Buying Real Estate in China as a foreigner


China Real Estate - foreigners buying real estate

In previous decades, the Chinese real estate market has been a key driver of domestic growth. As new constructions create a huge demand for steel, concrete and other raw materials, they actively boost the economy. Since 2014 however, the sector has slowed down, reflecting overbuilding capacity across many cities. Among several measures taken to revitalize the industry, the Chinese government has recently announced its plan to lift restrictions on foreign individuals and companies buying real estate in China.

1. Former Regime

Until now, foreigners wishing to acquire Chinese real estate were subject to the following limitations:

-  to have worked or studied in China for at least one (1) year, while foreign-invested companies were required to have carried on activities in China for at least one (1) year;

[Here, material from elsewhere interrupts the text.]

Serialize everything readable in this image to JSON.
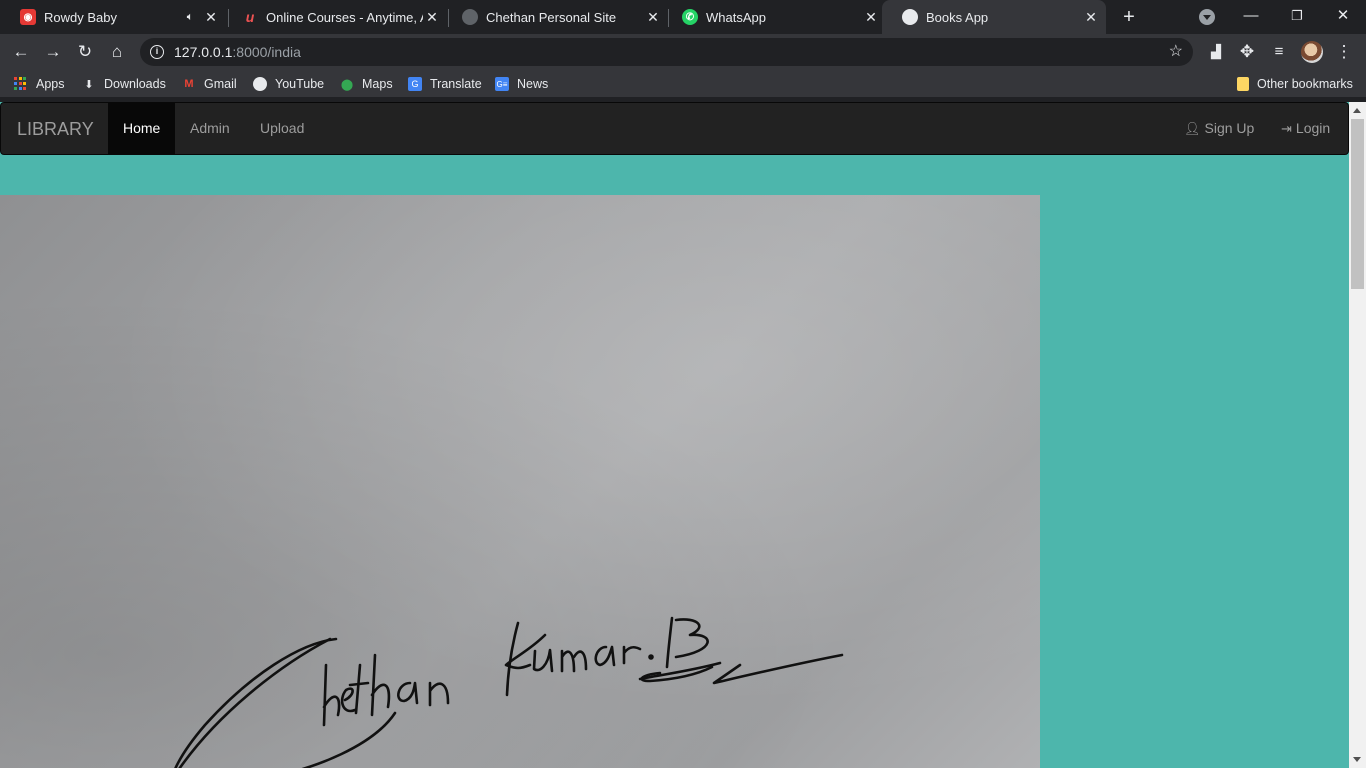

- only acquire one (1) property in China;

- such property could only be acquired for personal use, meaning dwelling purposes for individuals (no renting) and commercial use for companies;

- companies applying for a loan (either domestic or overseas) to purchase real estate were required to  have paid up their registered capital entirely; and

- to invest in projects over USD ten (10) million, foreign-invested real estate companies were required to have a paid-up registered capital equal to at least fifty percent (50%) of their total investment.

2. New Rules

On August 27th, 2015, the Chinese government officially released its plan to relax investment rules for property acquisition by foreign individuals and institutions. Accordingly, the following limitations have been lifted:

- foreign individuals and companies are now allowed to buy properties regardless of how long they spent or carried on business within the territory;

- foreigners can buy as many properties as they want;

- companies applying for a real-estate mortgage are no longer required to have entirely paid-up their registered capital; and

- foreign-invested real estate companies are required to  have a registered capital representing forty percent (40%) of their total investment for projects of between USD ten (10) million and USD thirty (30) million, and thirty percent (30%) of their total investment for projects over USD thirty (30) million.

The relaxation of these rules can  be limited by local purchase restrictions. For instance, in Shanghai and Beijing, foreign buyers can only acquire one (1) property. In other cities, tax receipts and/or proof of payment of social contributions might also be required. Further, the property must be acquired for self-use.


Today, foreign buyers represent less than 1% of the real-estate market in China, so the current impact of these new rules might be limited.

In addition, while investing in real estate in China, foreigners should bear in mind that ultimate ownership of land rests with the Chinese government and that property owners are only granted a 70 year lease/land-use rights over a residential or commercial property. Hence, if the land is to be used for public benefit or redeveloped, the Chinese government is entitled to make a compulsory purchase of the property. While compensation is paid, it is not necessarily up to the original amount invested.


For more information on services for all stages of market entry and expansion in Hong Kong, China and Asia in generaly provided through Rosemont (Hong Kong) Ltd please see: or contact Anne de Roulhac at